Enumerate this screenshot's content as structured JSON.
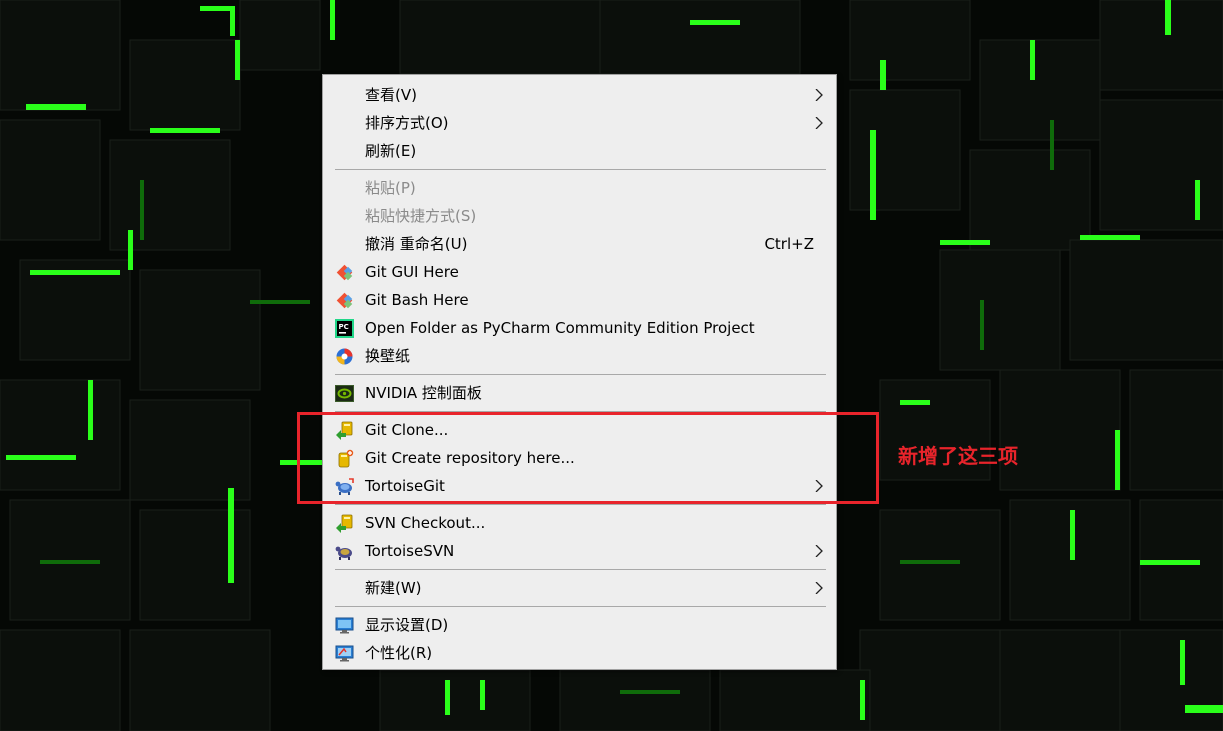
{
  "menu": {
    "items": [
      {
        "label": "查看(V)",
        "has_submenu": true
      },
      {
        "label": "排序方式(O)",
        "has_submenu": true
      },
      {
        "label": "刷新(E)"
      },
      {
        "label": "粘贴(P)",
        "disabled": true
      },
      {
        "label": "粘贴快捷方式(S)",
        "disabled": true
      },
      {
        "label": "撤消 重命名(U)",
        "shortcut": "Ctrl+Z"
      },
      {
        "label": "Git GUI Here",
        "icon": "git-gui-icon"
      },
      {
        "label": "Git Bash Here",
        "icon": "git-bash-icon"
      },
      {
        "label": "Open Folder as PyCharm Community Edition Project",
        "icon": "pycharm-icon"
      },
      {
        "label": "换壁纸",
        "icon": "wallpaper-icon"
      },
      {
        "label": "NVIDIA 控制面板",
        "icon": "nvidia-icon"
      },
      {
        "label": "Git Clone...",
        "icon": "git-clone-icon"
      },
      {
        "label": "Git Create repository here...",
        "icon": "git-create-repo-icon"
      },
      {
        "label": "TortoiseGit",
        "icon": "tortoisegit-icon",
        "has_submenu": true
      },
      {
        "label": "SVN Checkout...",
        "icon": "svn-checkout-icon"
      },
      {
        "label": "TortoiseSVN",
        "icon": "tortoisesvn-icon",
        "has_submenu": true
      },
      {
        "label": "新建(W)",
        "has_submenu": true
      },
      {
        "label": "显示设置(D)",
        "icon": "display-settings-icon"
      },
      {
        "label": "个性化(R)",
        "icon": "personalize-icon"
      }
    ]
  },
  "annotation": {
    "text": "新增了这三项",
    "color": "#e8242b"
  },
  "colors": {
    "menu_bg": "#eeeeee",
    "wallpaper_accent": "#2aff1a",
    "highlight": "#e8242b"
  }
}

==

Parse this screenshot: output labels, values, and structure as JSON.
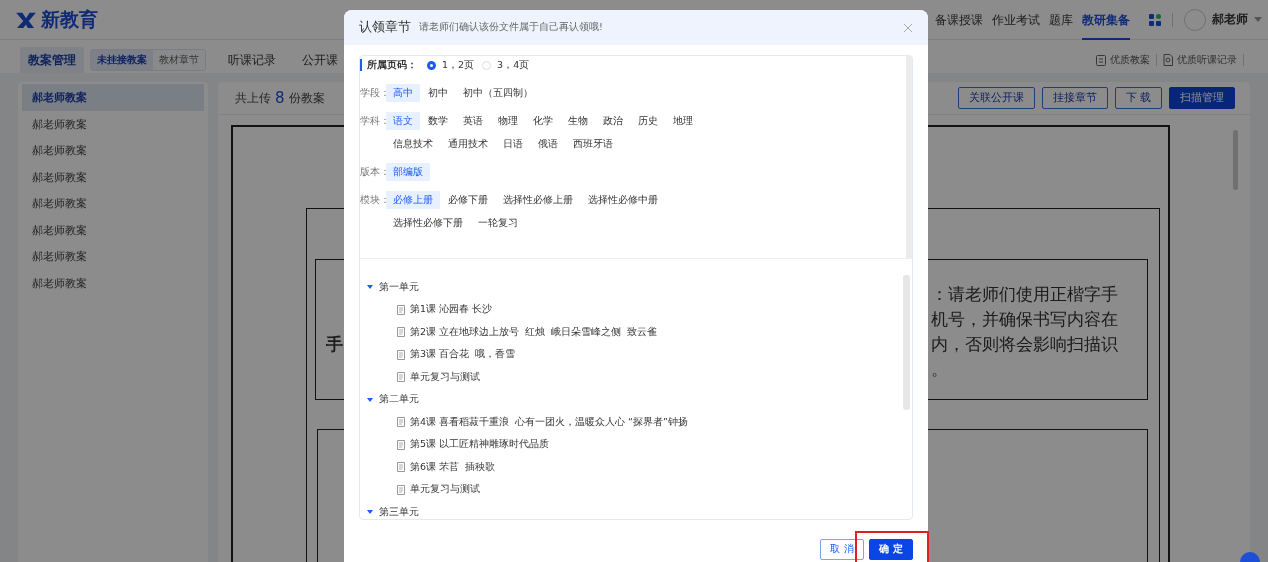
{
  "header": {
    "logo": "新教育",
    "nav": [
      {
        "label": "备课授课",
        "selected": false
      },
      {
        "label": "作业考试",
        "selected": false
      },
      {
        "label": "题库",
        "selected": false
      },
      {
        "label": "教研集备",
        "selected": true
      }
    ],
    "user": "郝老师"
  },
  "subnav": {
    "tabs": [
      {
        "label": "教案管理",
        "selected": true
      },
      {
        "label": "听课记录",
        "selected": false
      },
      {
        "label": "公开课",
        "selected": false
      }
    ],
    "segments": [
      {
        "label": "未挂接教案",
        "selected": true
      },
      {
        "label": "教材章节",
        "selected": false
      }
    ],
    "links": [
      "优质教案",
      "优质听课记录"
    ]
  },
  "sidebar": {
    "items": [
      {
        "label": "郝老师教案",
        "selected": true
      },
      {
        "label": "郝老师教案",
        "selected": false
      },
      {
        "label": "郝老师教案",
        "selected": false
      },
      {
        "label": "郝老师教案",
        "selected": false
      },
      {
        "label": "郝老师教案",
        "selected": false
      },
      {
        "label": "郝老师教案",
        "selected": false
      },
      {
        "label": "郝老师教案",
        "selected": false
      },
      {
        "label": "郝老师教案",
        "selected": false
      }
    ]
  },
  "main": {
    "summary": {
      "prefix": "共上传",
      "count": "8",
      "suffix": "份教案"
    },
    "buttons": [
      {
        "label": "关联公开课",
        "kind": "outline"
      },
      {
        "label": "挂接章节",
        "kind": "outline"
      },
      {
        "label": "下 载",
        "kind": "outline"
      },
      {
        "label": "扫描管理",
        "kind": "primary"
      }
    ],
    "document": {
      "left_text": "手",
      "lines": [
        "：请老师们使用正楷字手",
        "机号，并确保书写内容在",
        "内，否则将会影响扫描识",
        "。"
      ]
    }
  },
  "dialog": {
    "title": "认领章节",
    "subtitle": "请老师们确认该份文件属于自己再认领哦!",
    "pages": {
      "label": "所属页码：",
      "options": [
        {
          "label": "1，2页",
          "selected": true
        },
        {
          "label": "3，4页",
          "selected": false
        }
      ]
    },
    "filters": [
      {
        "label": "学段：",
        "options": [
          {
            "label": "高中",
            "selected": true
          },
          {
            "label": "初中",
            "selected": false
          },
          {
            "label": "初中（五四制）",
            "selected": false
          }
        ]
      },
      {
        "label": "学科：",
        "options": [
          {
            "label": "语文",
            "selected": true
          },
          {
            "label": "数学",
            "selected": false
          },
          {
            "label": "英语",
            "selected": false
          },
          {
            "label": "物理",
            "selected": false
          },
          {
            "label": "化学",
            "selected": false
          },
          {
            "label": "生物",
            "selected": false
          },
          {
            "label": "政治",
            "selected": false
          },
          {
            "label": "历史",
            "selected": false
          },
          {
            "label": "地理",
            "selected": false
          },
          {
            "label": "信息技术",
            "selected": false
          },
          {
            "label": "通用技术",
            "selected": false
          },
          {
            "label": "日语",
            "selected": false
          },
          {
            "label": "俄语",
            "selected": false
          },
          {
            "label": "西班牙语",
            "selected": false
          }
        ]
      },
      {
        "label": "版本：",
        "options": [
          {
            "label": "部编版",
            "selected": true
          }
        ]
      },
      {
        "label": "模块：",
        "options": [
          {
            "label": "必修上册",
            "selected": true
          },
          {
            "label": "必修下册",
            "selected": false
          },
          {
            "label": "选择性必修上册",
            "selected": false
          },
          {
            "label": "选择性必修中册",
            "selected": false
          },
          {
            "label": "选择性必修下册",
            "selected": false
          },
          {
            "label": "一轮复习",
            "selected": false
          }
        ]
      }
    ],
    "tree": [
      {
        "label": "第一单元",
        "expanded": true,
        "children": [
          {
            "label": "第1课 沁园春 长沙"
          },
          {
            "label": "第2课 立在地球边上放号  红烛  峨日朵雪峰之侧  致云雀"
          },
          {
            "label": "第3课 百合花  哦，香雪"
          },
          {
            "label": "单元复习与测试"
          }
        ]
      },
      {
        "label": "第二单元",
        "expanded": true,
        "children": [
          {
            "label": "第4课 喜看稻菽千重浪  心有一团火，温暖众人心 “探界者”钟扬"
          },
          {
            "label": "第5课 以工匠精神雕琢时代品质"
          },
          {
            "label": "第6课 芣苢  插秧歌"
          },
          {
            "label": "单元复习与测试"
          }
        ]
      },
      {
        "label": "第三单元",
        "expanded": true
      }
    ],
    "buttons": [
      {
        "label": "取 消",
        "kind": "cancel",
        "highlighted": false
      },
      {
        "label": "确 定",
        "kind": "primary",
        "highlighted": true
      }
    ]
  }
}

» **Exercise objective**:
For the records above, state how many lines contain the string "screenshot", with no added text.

» **Answer for the task**:
2